Three online dating services have agreed to start screening its member profiles for registered sex offenders after a California woman was assaulted by a man she met through Match.com.
The dating service is joined by eHarmony and Spark Networks in a non-binding agreement with the state attorney general to make their sites safer for users. They plan to give members safety tips, provide a direct line to reporting abuses by other members, and check subscribers against national sex offender registries. The companies say that they hope other sites will join them in these measures, but will they be effective?
The most universal perception of online dating is that the sites are full of weirdos. This is at least partially true; if you’ve been registered on any of them and haven’t attracted anyone who seems like he or she is from another planet then I truly commend you.

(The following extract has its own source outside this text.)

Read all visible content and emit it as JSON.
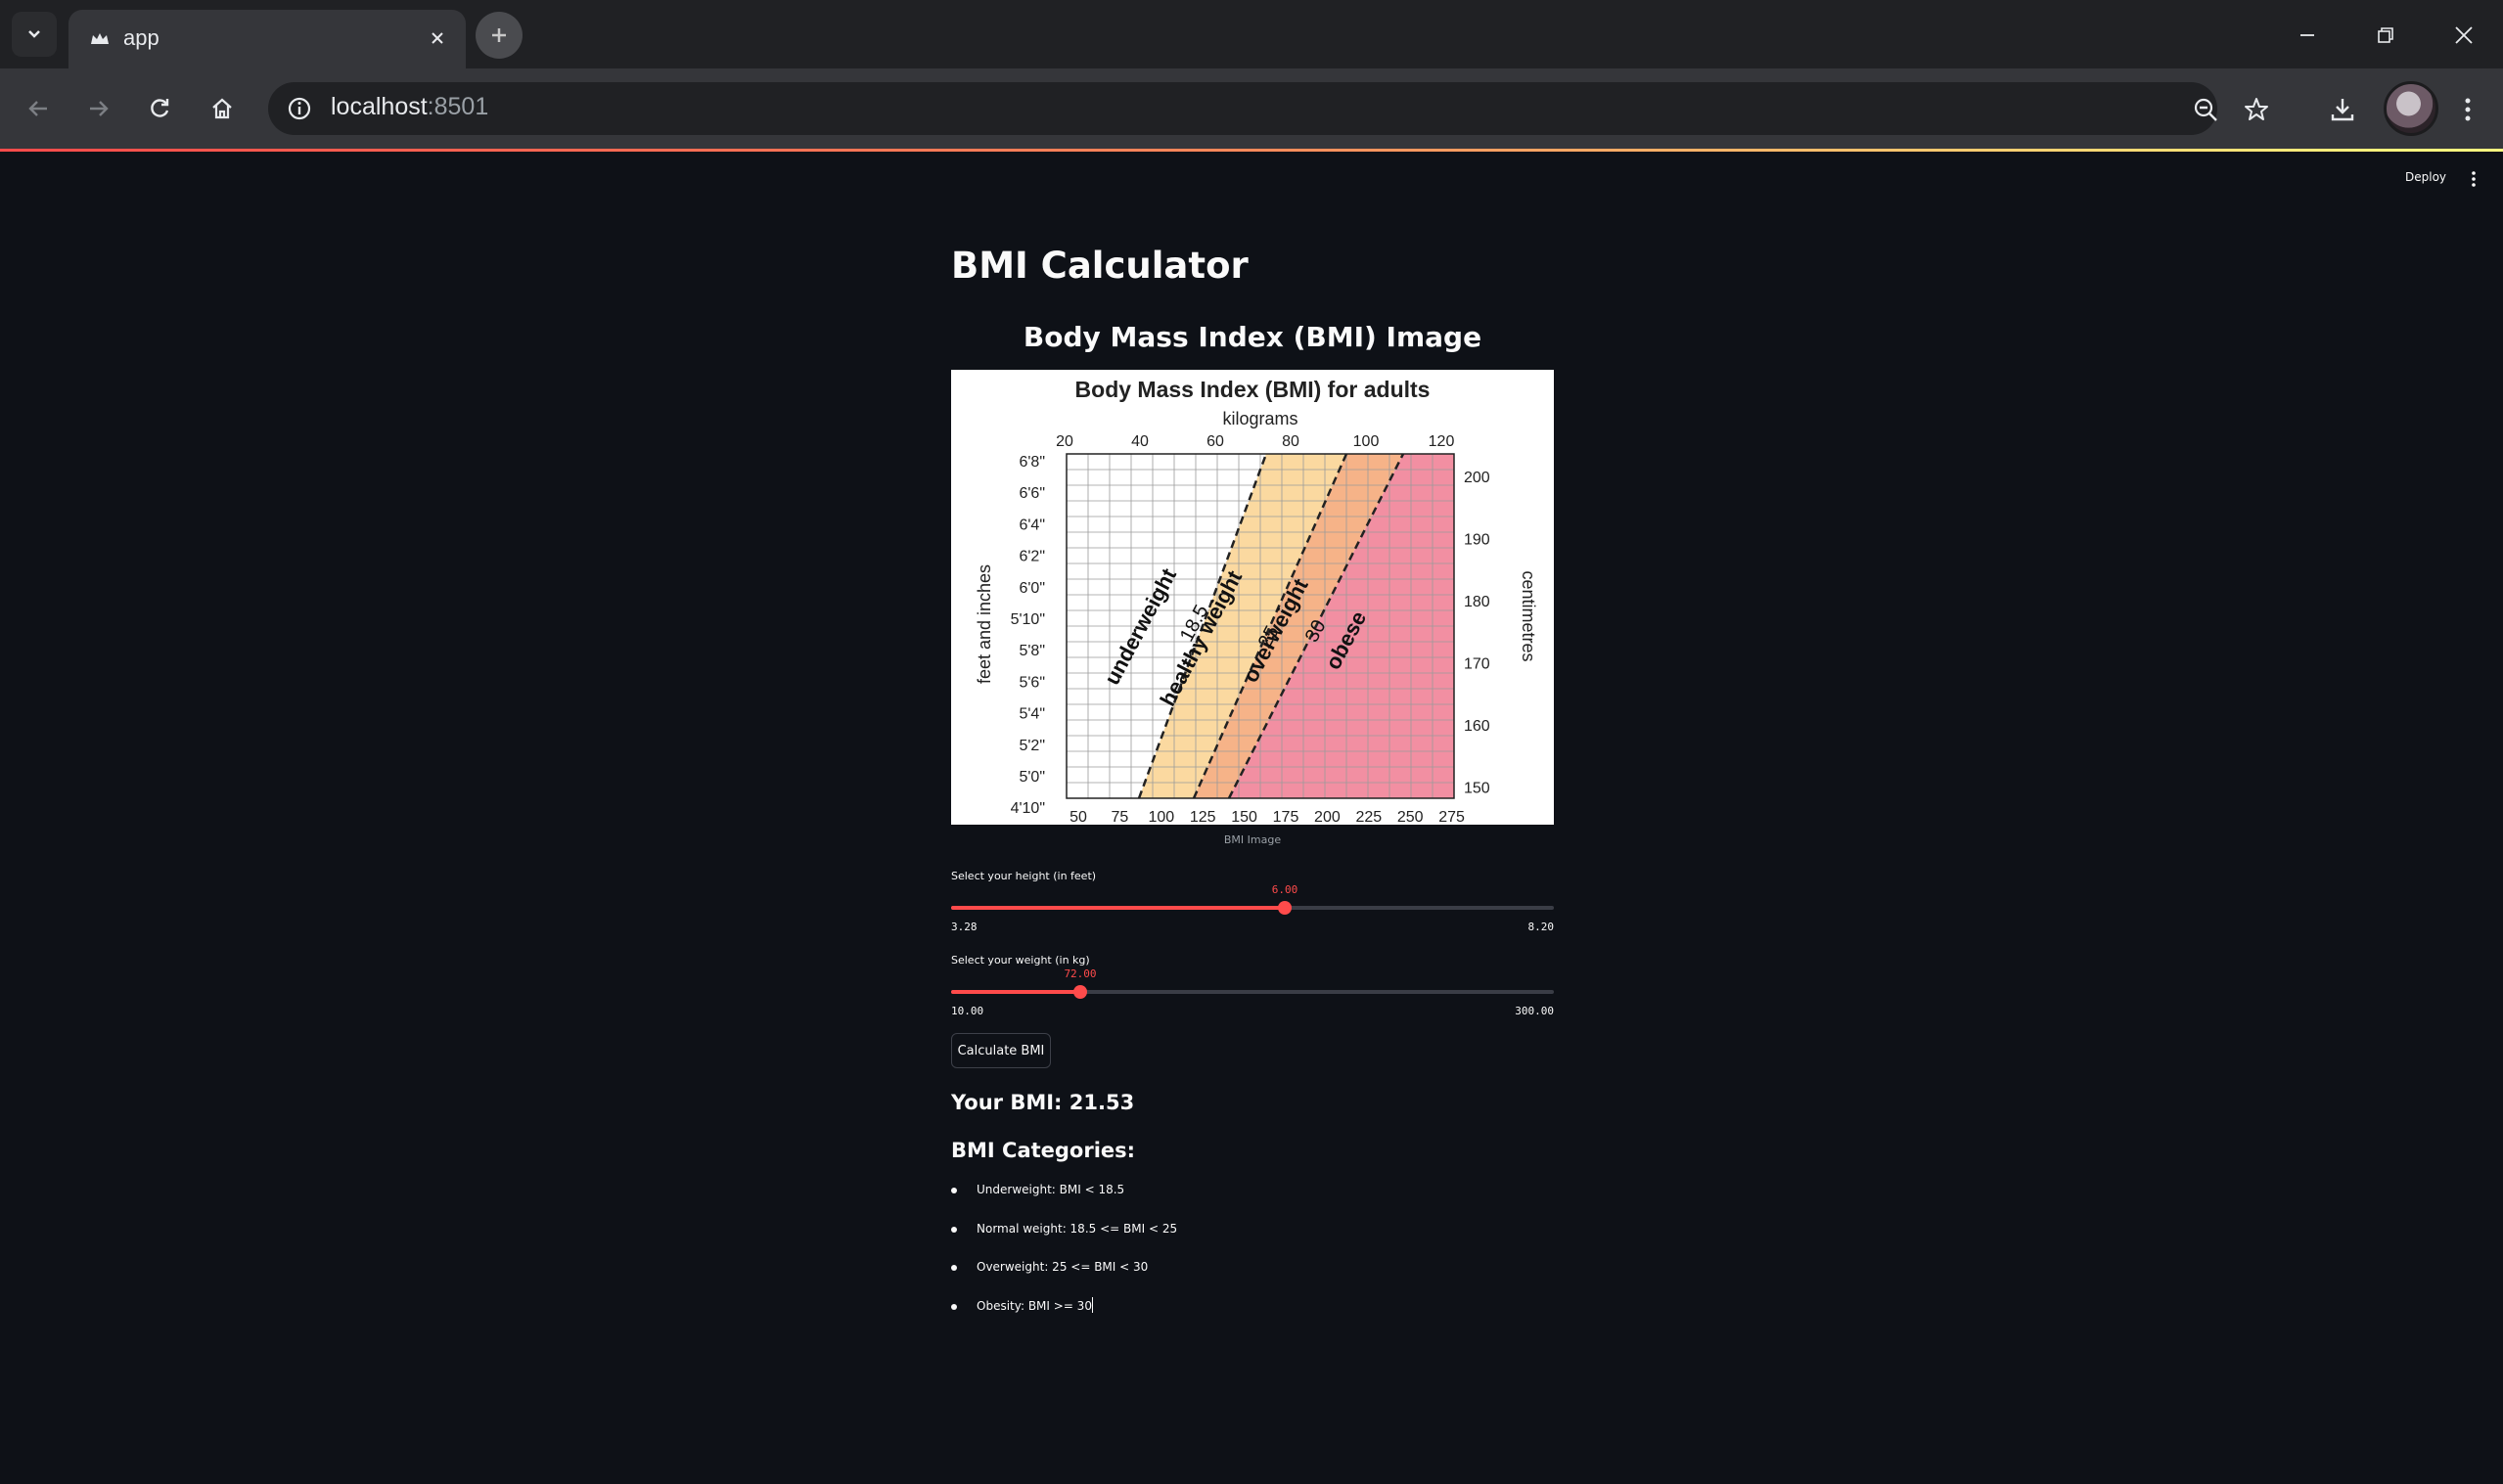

But harm at the hands of a relative stranger is a serious concern for women looking for companionship online. Measures like making sure to meet in a public place and not allowing him to know where you live are great first date protections, but there’s still always going to be a slight fear that the seemingly charming guy you met online could do anything from follow you home to chop you up in little pieces. For the record, the woman whose assault led to this change in policy settled a lawsuit with Match.com after a man she met on the site followed her home after their second date and sexually assaulted her. He was not a registered sex offender but is now.